Saturday, 26 May 2012

Halford, Warwickshire

St Mary’s Church
The Fosse Way, the Roman road which runs from Exeter to Lincoln passes through the village of Halford at a crossing point of the River Stour so it is possible Christianity first came to the area with the Romans. The church dates back to the 12th century of which the north doorway and the chancel arch still remain.

The picture below show the south elevation of the church, however the main entrance is through the old north doorway.

A caption inside the church notes that the Tympanum (the carved stone above the door) is inn Romanesque style and is unlike any other in England, depicting the Archangel Gabriel holding his message at the Annunciation. It is reminiscent of manuscript paintings from the 12th century

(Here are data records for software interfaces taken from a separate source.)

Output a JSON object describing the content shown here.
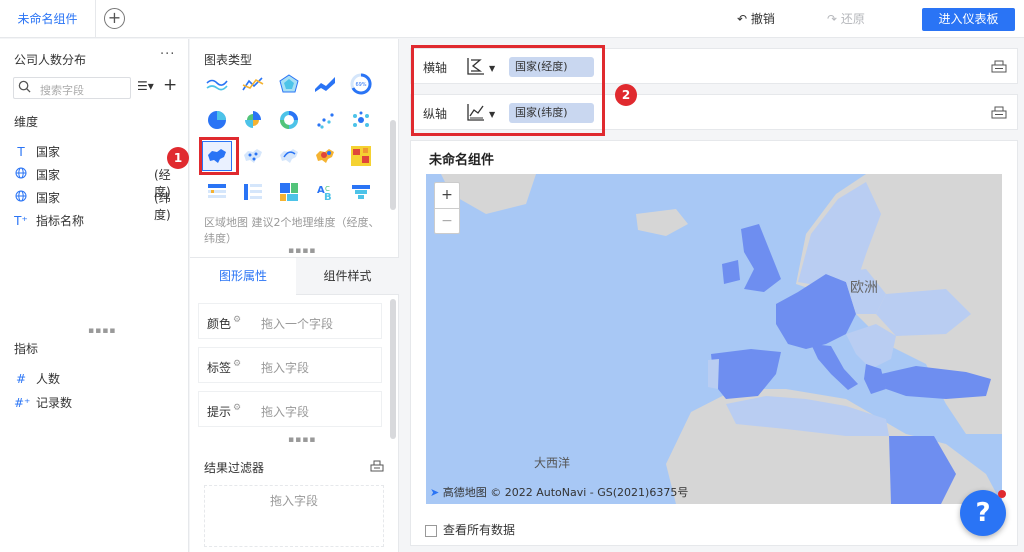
{
  "topbar": {
    "tab_label": "未命名组件",
    "undo_label": "撤销",
    "redo_label": "还原",
    "enter_dashboard_label": "进入仪表板"
  },
  "datasource": {
    "title": "公司人数分布",
    "more_icon": "···",
    "search_placeholder": "搜索字段",
    "dimension_header": "维度",
    "dimensions": [
      {
        "icon": "T",
        "label": "国家",
        "sub": ""
      },
      {
        "icon": "globe-icon",
        "label": "国家",
        "sub": "(经度)"
      },
      {
        "icon": "globe-icon",
        "label": "国家",
        "sub": "(纬度)"
      },
      {
        "icon": "T⁺",
        "label": "指标名称",
        "sub": ""
      }
    ],
    "measure_header": "指标",
    "measures": [
      {
        "icon": "#",
        "label": "人数"
      },
      {
        "icon": "#⁺",
        "label": "记录数"
      }
    ]
  },
  "chart_types": {
    "title": "图表类型",
    "selected": "region-map",
    "description": "区域地图 建议2个地理维度（经度、纬度）",
    "badge1": "1"
  },
  "props": {
    "tab_graph": "图形属性",
    "tab_style": "组件样式",
    "rows": [
      {
        "label": "颜色",
        "placeholder": "拖入一个字段"
      },
      {
        "label": "标签",
        "placeholder": "拖入字段"
      },
      {
        "label": "提示",
        "placeholder": "拖入字段"
      }
    ],
    "filter_title": "结果过滤器",
    "filter_placeholder": "拖入字段"
  },
  "axes": {
    "x_label": "横轴",
    "x_field": "国家(经度)",
    "y_label": "纵轴",
    "y_field": "国家(纬度)",
    "badge2": "2"
  },
  "canvas": {
    "title": "未命名组件",
    "map_label_europe": "欧洲",
    "map_label_atlantic": "大西洋",
    "attribution_brand": "高德地图",
    "attribution": "© 2022 AutoNavi - GS(2021)6375号",
    "zoom_in": "+",
    "zoom_out": "−",
    "show_all": "查看所有数据"
  },
  "help": "?",
  "colors": {
    "accent": "#2a74f5",
    "highlight": "#e02a2f",
    "sea": "#a8c8f5",
    "country_fill": "#6e8ef0",
    "land": "#d6d6d6"
  }
}
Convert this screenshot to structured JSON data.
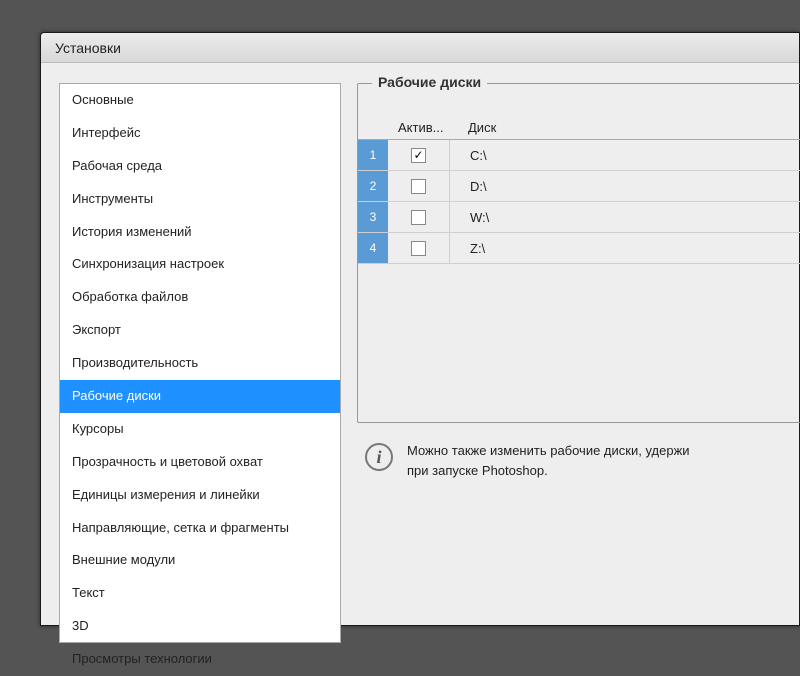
{
  "window": {
    "title": "Установки"
  },
  "sidebar": {
    "items": [
      {
        "label": "Основные"
      },
      {
        "label": "Интерфейс"
      },
      {
        "label": "Рабочая среда"
      },
      {
        "label": "Инструменты"
      },
      {
        "label": "История изменений"
      },
      {
        "label": "Синхронизация настроек"
      },
      {
        "label": "Обработка файлов"
      },
      {
        "label": "Экспорт"
      },
      {
        "label": "Производительность"
      },
      {
        "label": "Рабочие диски"
      },
      {
        "label": "Курсоры"
      },
      {
        "label": "Прозрачность и цветовой охват"
      },
      {
        "label": "Единицы измерения и линейки"
      },
      {
        "label": "Направляющие, сетка и фрагменты"
      },
      {
        "label": "Внешние модули"
      },
      {
        "label": "Текст"
      },
      {
        "label": "3D"
      },
      {
        "label": "Просмотры технологии"
      }
    ],
    "selected_index": 9
  },
  "panel": {
    "legend": "Рабочие диски",
    "headers": {
      "active": "Актив...",
      "drive": "Диск"
    },
    "rows": [
      {
        "num": "1",
        "active": true,
        "drive": "C:\\"
      },
      {
        "num": "2",
        "active": false,
        "drive": "D:\\"
      },
      {
        "num": "3",
        "active": false,
        "drive": "W:\\"
      },
      {
        "num": "4",
        "active": false,
        "drive": "Z:\\"
      }
    ],
    "info_line1": "Можно также изменить рабочие диски, удержи",
    "info_line2": "при запуске Photoshop.",
    "info_glyph": "i"
  }
}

The head stones on the columns either side of the north doorway show St Peter’s Head above a cockerel on the right and St David’s Head with his sling beside a lion and griffin (see below). Both these carvings and the Tympanum would have been highly coloured in Medieval times.

The chancel arch is also of Romanesque style and dates from the 12th century although to my uneducated eye it appears to have undergone substantial restoration.

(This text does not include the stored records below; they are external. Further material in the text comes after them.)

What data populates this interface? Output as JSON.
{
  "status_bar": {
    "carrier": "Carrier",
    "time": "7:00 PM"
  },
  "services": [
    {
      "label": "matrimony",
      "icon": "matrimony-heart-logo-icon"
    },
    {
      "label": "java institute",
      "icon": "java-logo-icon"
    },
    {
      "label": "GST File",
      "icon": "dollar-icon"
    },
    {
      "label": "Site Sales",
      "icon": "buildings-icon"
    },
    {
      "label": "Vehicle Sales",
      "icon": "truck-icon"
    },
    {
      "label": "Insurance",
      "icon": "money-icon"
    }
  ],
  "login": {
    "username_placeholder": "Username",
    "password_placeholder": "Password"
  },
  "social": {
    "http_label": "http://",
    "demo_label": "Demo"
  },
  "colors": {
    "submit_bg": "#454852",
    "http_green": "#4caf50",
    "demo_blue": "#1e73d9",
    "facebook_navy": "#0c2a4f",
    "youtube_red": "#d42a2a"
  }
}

The carving (shown below) is in the wall to the right of the chancel arch and shows the angel bringing the message of the Annunciation to Mary. On the opposite side there would have been a statue of the Virgin facing the angel. However all that remains is a pillar – the statue was most likely destroyed during the Civil War in he 1640’s.

To the south side of the chancel there is a circular hagioscope through which the congregation in the chapel side of the church could view the High Altar. In 185-6 it was filled in with a stone pierced with a cross

The Cotswold stone font in the Decorated style and is believed to date from the 14th century . The carved wooden hood is 15th century in the Perpendicular style and shows six Bishops heads wearing mitres.